Victims of hate crimes are targeted specifically, in whole or in part, because of their race, color, national origin, ancestry, gender, religion, religious practice, age, disability or sexual orientation. Such crimes have a heightened impact on victims, because they threaten the safety and welfare of large groups of people and inflict significant physical and emotional damage on those who are victimized.
“The Assembly’s measures expand our current hate-crime laws to ensure that we’re doing what we need to do through education, training and counseling to deter hate crimes and protect all members of society, while recognizing the devastating psychological harm hate crimes cause because an individual is targeted simply because of who they are,” Assemblywoman Nolan said.
The Assembly’s hate-crime bills would:
- allow courts to require, as part of a sentence imposed upon a person convicted of a hate crime, that the defendant complete a program, training session or counseling session directed at hate-crime prevention and education (A.9220-A). This bill would also expand the development and provision of continuing legal education, training, advice and assistance for prosecutors for use in the prosecution of hate crimes; and
- establish a civil remedy for victims of intentional wrongdoing resulting in physical injury or death or damage to their property because of a belief or perception regarding the victim’s race, color, national origin, ancestry, gender, religion, age, disability or sexual orientation (A.529).

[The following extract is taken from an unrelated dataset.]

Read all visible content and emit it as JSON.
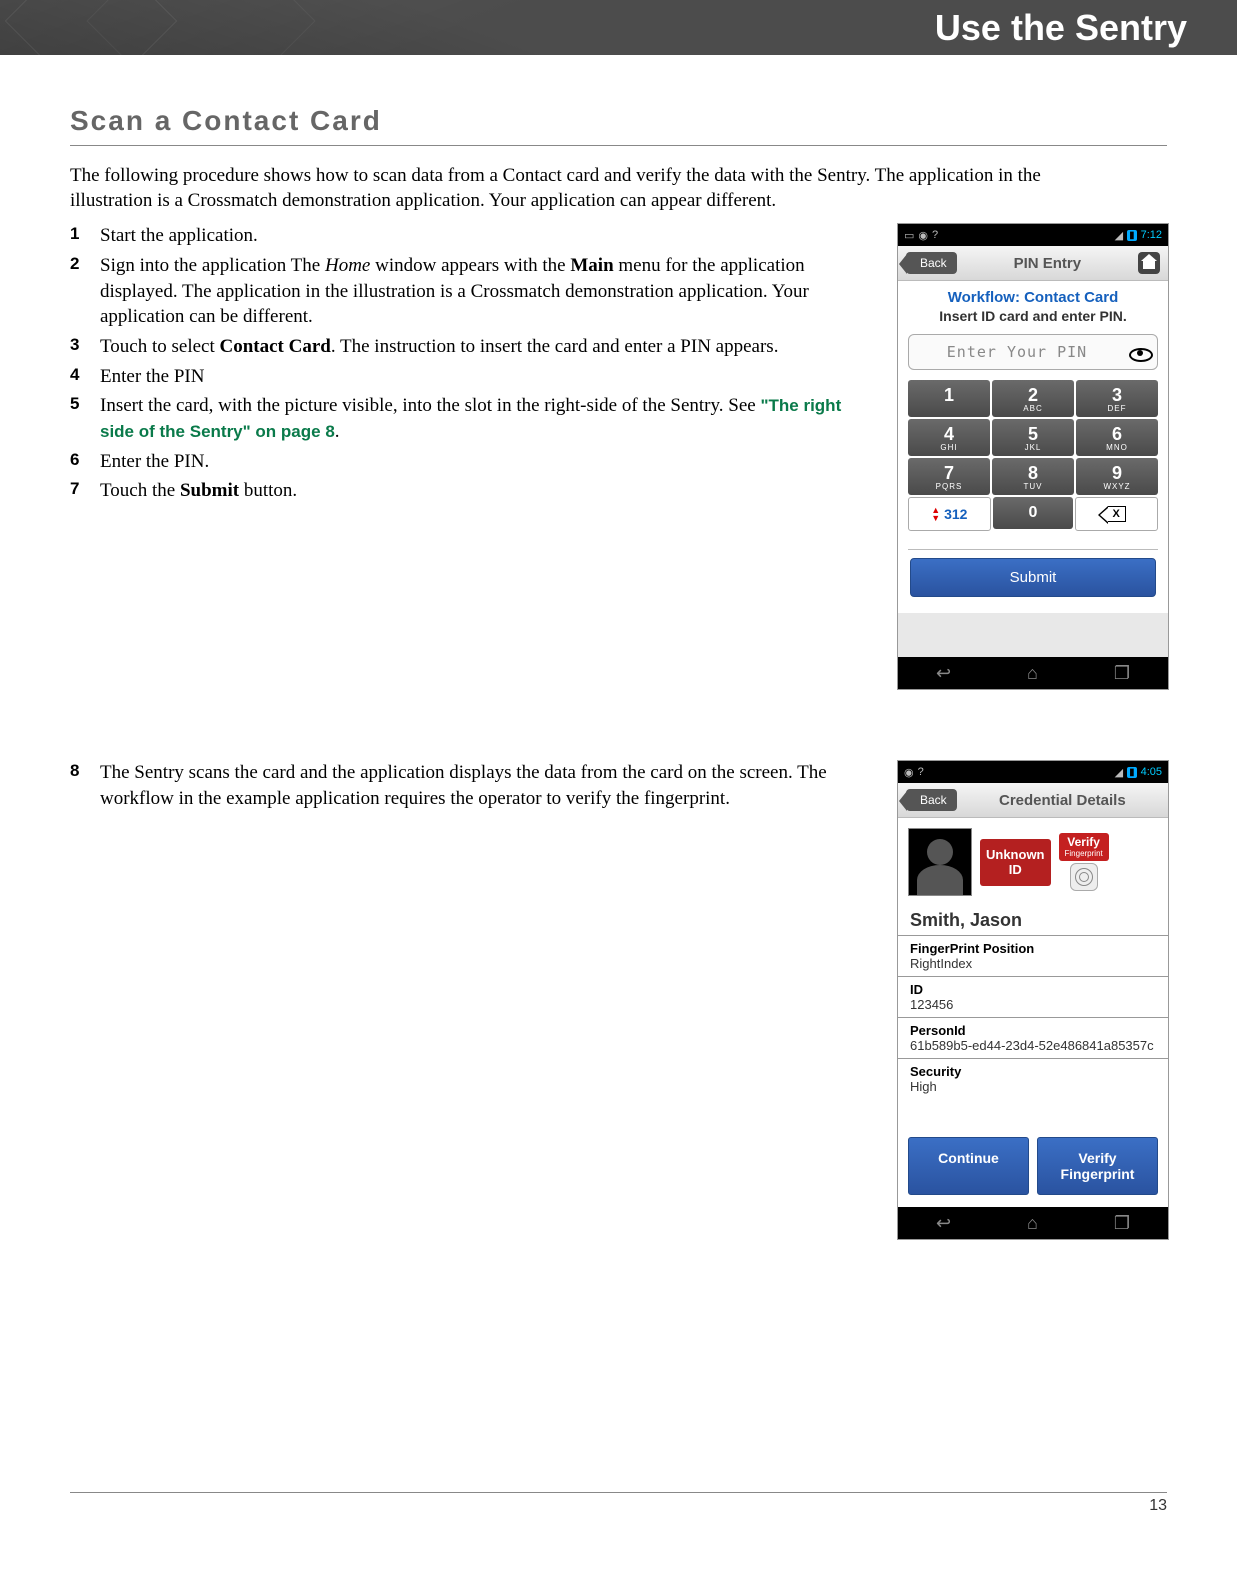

Easing financial hardships for crime victims
“Crime victims are often saddled with expenses beyond their control that force them to make tough decisions regarding their jobs, paying their bills or caring for their children,” Assemblywoman Nolan said. “This legislation will help victims recover by providing the compensation they need to begin to put their lives back together.”
The Assembly’s legislation will expand benefits to crime victims by:
- expanding eligibility for crime victims’ compensation to include domestic partners (A.4089-A); and
- permitting courts to direct anti-trust fine to be paid to the CVB, thereby putting more money into the programs that help victims (A.1046).
The package also includes a measure that would protect those who have had a false financing statement filed against them, a move that is meant to damage a victim’s credit (A.10572). The bill would empower courts to assist victims in proving that certain financial statements were false, thereby protecting victims’ credit and property.
“We need to take what steps we can to help crime victims and their loved ones recover from life-altering trauma and pain inflicted at the hands of an attacker or abuser,” Assemblywoman Nolan said. “This package includes several bills designed to protect victims from further harm and make it much easier for them to get the help they need and deserve.”